Raise your hand if you have never, ever — ever — driven a Chevy Impala. Think about it for a minute . . . maybe your dad owned one, or maybe even his dad, since the brand goes back more than five decades.
And if you’re a business traveller and/or suburbia dweller, chances are you’ve either owned or rented an Impala. It’s a car that most people rarely give second thought to, yet it’s engrained in the automotive landscape. As Chevy once pitched, the Impala really is “like a rock.”
Literally scads of these ubiquitous sedans can be found unobtrusively going about their business without fuss or drama on nearly every city block, rural road and freeway in the land.
The Impala has been a Chevrolet and parent General Motors stalwart since 1958 when it was a trim option for the Bel Air coupe. And except for a couple of interruptions in the mid-’80s and ’90s, the brand survived. The multiplicity of duties that it has performed include police vehicle, taxi cab, rental-fleet workhorse and, between 1994 and ’96, sinister-looking performance “SS” sedan.
The Impala’s current incarnation began for the 2006 model year when Chevrolet tweaked the sheetmetal and installed a trio of new powerplants, including a 303-horsepower V8 that formed part of the SS package. Despite the passage of time and the departure of the SS, the Impala continues to look decidedly attractive, in a conservative sort of way.
The 2011 edition pretty much stays the course — a surprise to absolutely no one — although it’s rumored that an all-new edition could be a year or two away. That might be welcome news for Impala aficionados, although the dimensionally similar and brilliantly styled Chevy Malibu has, of late, garnered considerable attention and accolades.
Still, the Canadian-built Impala shines in areas where the upstart Malibu, as well as several of its competitors, fall short. For example, you can still order a front bench seat that ups the car’s total passenger capacity to six. Additionally, you can order a unique flip-and-fold back seat that converts into a handy flat storage tray as well as creates a full-width pass-through from the trunk for greatly increased cargo space. Emphasizing a car’s practical side is always a great way to keep ’em coming back for more.
The now-strictly-V6 Impala — no more V8 — carries over its two remaining sources of thrust.
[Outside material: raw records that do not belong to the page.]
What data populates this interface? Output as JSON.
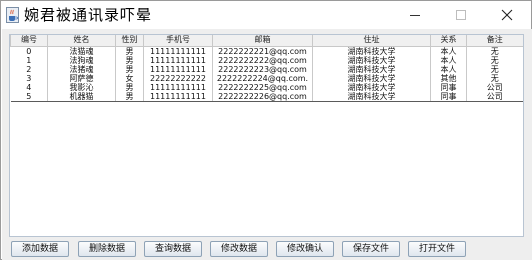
{
  "window": {
    "title": "婉君被通讯录吓晕",
    "icons": {
      "app": "java-cup-icon",
      "minimize": "minimize-icon",
      "maximize": "maximize-icon",
      "close": "close-icon"
    }
  },
  "table": {
    "columns": [
      "编号",
      "姓名",
      "性别",
      "手机号",
      "邮箱",
      "住址",
      "关系",
      "备注"
    ],
    "rows": [
      [
        "0",
        "法猫魂",
        "男",
        "11111111111",
        "2222222221@qq.com",
        "湖南科技大学",
        "本人",
        "无"
      ],
      [
        "1",
        "法狗魂",
        "男",
        "11111111111",
        "2222222222@qq.com",
        "湖南科技大学",
        "本人",
        "无"
      ],
      [
        "2",
        "法猪魂",
        "男",
        "11111111111",
        "2222222223@qq.com",
        "湖南科技大学",
        "本人",
        "无"
      ],
      [
        "3",
        "阿萨德",
        "女",
        "22222222222",
        "2222222224@qq.com.",
        "湖南科技大学",
        "其他",
        "无"
      ],
      [
        "4",
        "我影沁",
        "男",
        "11111111111",
        "2222222225@qq.com",
        "湖南科技大学",
        "同事",
        "公司"
      ],
      [
        "5",
        "机器猫",
        "男",
        "11111111111",
        "2222222226@qq.com",
        "湖南科技大学",
        "同事",
        "公司"
      ]
    ]
  },
  "buttons": {
    "add": "添加数据",
    "delete": "删除数据",
    "query": "查询数据",
    "modify": "修改数据",
    "confirm_modify": "修改确认",
    "save_file": "保存文件",
    "open_file": "打开文件"
  }
}
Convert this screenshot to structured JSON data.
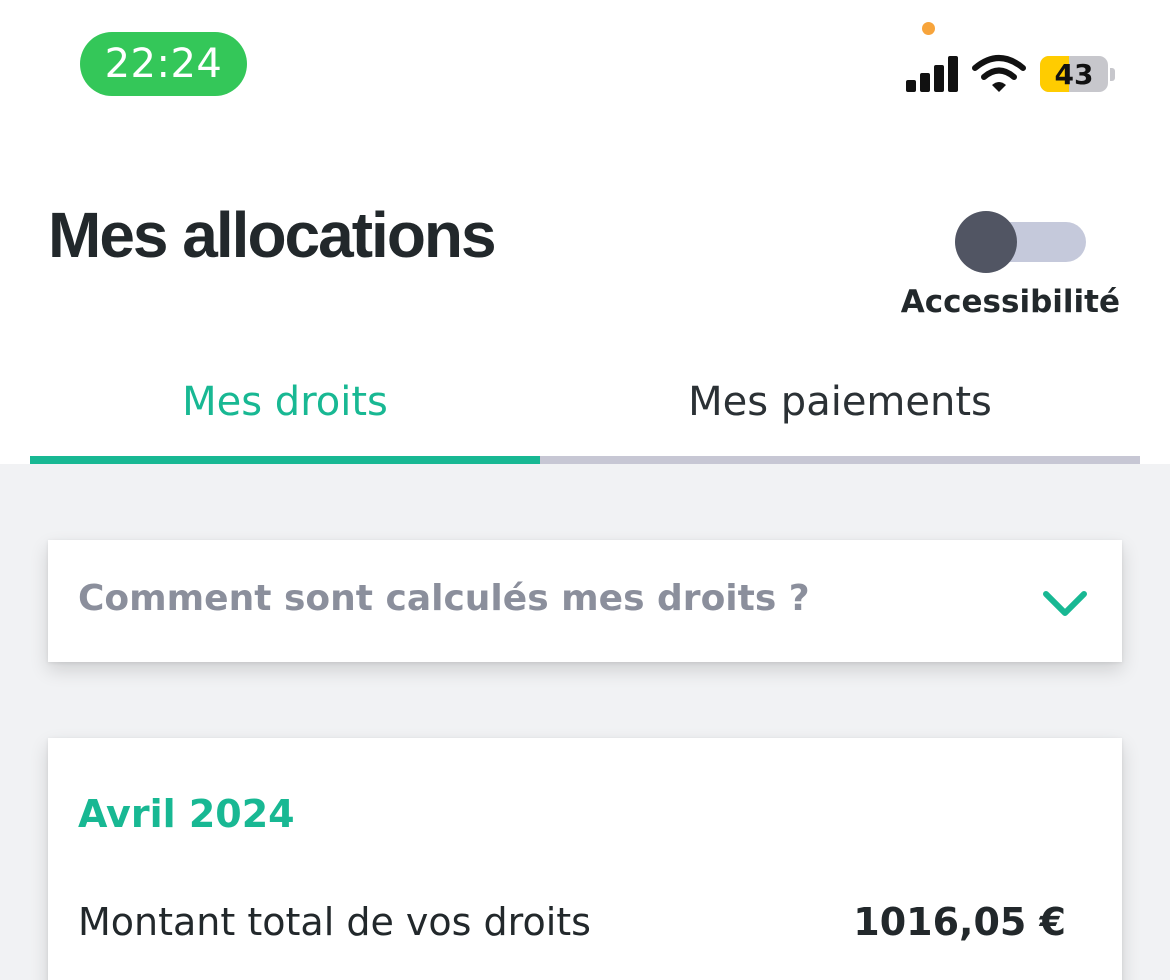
{
  "status_bar": {
    "time": "22:24",
    "battery_level": "43",
    "battery_fraction": 0.43,
    "icons": [
      "signal-icon",
      "wifi-icon",
      "battery-icon"
    ]
  },
  "header": {
    "title": "Mes allocations",
    "accessibility_label": "Accessibilité",
    "accessibility_enabled": false
  },
  "tabs": [
    {
      "label": "Mes droits",
      "active": true
    },
    {
      "label": "Mes paiements",
      "active": false
    }
  ],
  "faq": {
    "question": "Comment sont calculés mes droits ?",
    "icon": "chevron-down-icon"
  },
  "month_card": {
    "month": "Avril 2024",
    "amount_label": "Montant total de vos droits",
    "amount_value": "1016,05 €"
  },
  "colors": {
    "accent": "#18b893",
    "status_green": "#34c759",
    "battery_yellow": "#ffcc00",
    "privacy_dot": "#f7a43b"
  }
}
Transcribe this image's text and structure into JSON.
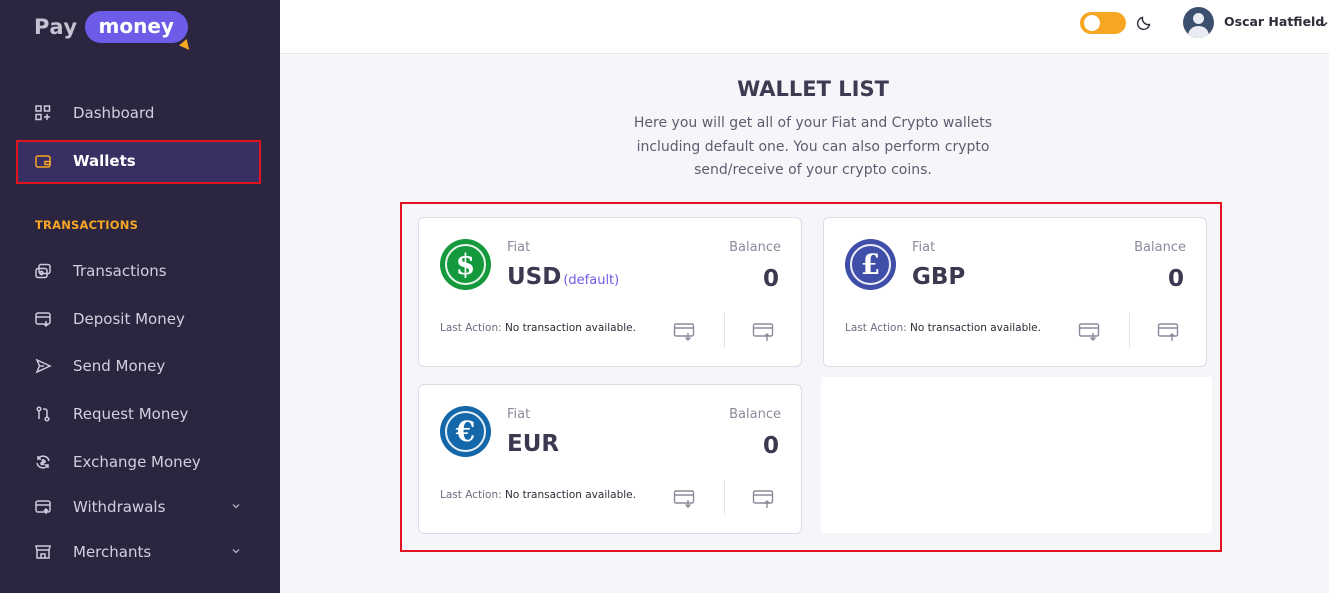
{
  "app": {
    "logo_pay": "Pay",
    "logo_money": "money"
  },
  "sidebar": {
    "items": [
      {
        "label": "Dashboard",
        "icon": "dashboard-icon"
      },
      {
        "label": "Wallets",
        "icon": "wallet-icon",
        "active": true
      }
    ],
    "section_heading": "TRANSACTIONS",
    "transaction_items": [
      {
        "label": "Transactions",
        "icon": "transactions-icon"
      },
      {
        "label": "Deposit Money",
        "icon": "deposit-icon"
      },
      {
        "label": "Send Money",
        "icon": "send-icon"
      },
      {
        "label": "Request Money",
        "icon": "request-icon"
      },
      {
        "label": "Exchange Money",
        "icon": "exchange-icon"
      },
      {
        "label": "Withdrawals",
        "icon": "withdrawals-icon",
        "has_submenu": true
      },
      {
        "label": "Merchants",
        "icon": "merchants-icon",
        "has_submenu": true
      }
    ]
  },
  "header": {
    "theme_toggle": "light",
    "user_name": "Oscar Hatfield"
  },
  "main": {
    "title": "WALLET LIST",
    "description": "Here you will get all of your Fiat and Crypto wallets including default one. You can also perform crypto send/receive of your crypto coins."
  },
  "wallets": [
    {
      "type": "Fiat",
      "currency": "USD",
      "default_tag": "(default)",
      "symbol": "$",
      "color": "#149a3c",
      "balance_label": "Balance",
      "balance": "0",
      "last_action_label": "Last Action:",
      "last_action": "No transaction available."
    },
    {
      "type": "Fiat",
      "currency": "GBP",
      "default_tag": "",
      "symbol": "£",
      "color": "#3f4ea8",
      "balance_label": "Balance",
      "balance": "0",
      "last_action_label": "Last Action:",
      "last_action": "No transaction available."
    },
    {
      "type": "Fiat",
      "currency": "EUR",
      "default_tag": "",
      "symbol": "€",
      "color": "#1467a8",
      "balance_label": "Balance",
      "balance": "0",
      "last_action_label": "Last Action:",
      "last_action": "No transaction available."
    }
  ],
  "colors": {
    "sidebar_bg": "#2b2540",
    "accent": "#6c5ce7",
    "section_heading": "#f6a623",
    "highlight": "#e0141e"
  }
}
The 211-horsepower 3.5-liter unit is exclusive to the LS and LT, while a 224-horsepower 3.9-liter V6 that resides exclusively with the LTZ. Both engines feature the old-school cam-in-block design that uses pushrods and lifters, whereas modern designs use single or double overhead cams. Hey, it works for the Corvette, so why not the Impala, right?
Changes to the 3.5-liter V6 for 2011 allow you to use corn-based E85 biofuel (85 percent ethanol, 15 percent gasoline), just like the 3.9.
Also hanging around is a four-speed automatic transmission, surprising since nearly every other automaker has long since switched to five- and six-speed (or more) automatics with ultra-low-revving overdrive ratios in the interests of improving fuel economy.
Even with just four forward gears, the Impala’s city/highway fuel rating of 18/29 mpg for the 3.5 (17/27 for the 3.9) compares favorably with other import- and domestic-based full-size sedans although the competition is making as much as 100 more horsepower for similar displacement. GM’s own 3.6-liter engine makes more than 300 horsepower, depending on the application.
The Impala’s LS, LT and LTZ trim levels remain pretty much unaltered from 2010, with all cars arriving with a generous assortment of popular convenience items plus limited-time satellite radio and OnStar-assistance subscriptions. That being said, if you’d like to add, among other things, fancier wheels, a sunroof or a premium audio system, you’ll need to step up to the mid-grade LT.
Along with the 3,9-liter engine, the range-topping LTZ’s goodies include leather seats (heated in front), premium Bose sound system and Bluetooth short-range wireless networking (for hands-free cell-phone use, for example), to name a few.
At a usually negotiable starting price in the $25,000 vicinity, the Impala isn’t the biggest bargain on the block, but its roomy cabin, decent fuel economy and reputation for durability have contributed to the car’s impressive longevity. And for prospective buyers, that’s certainly worth a second thought.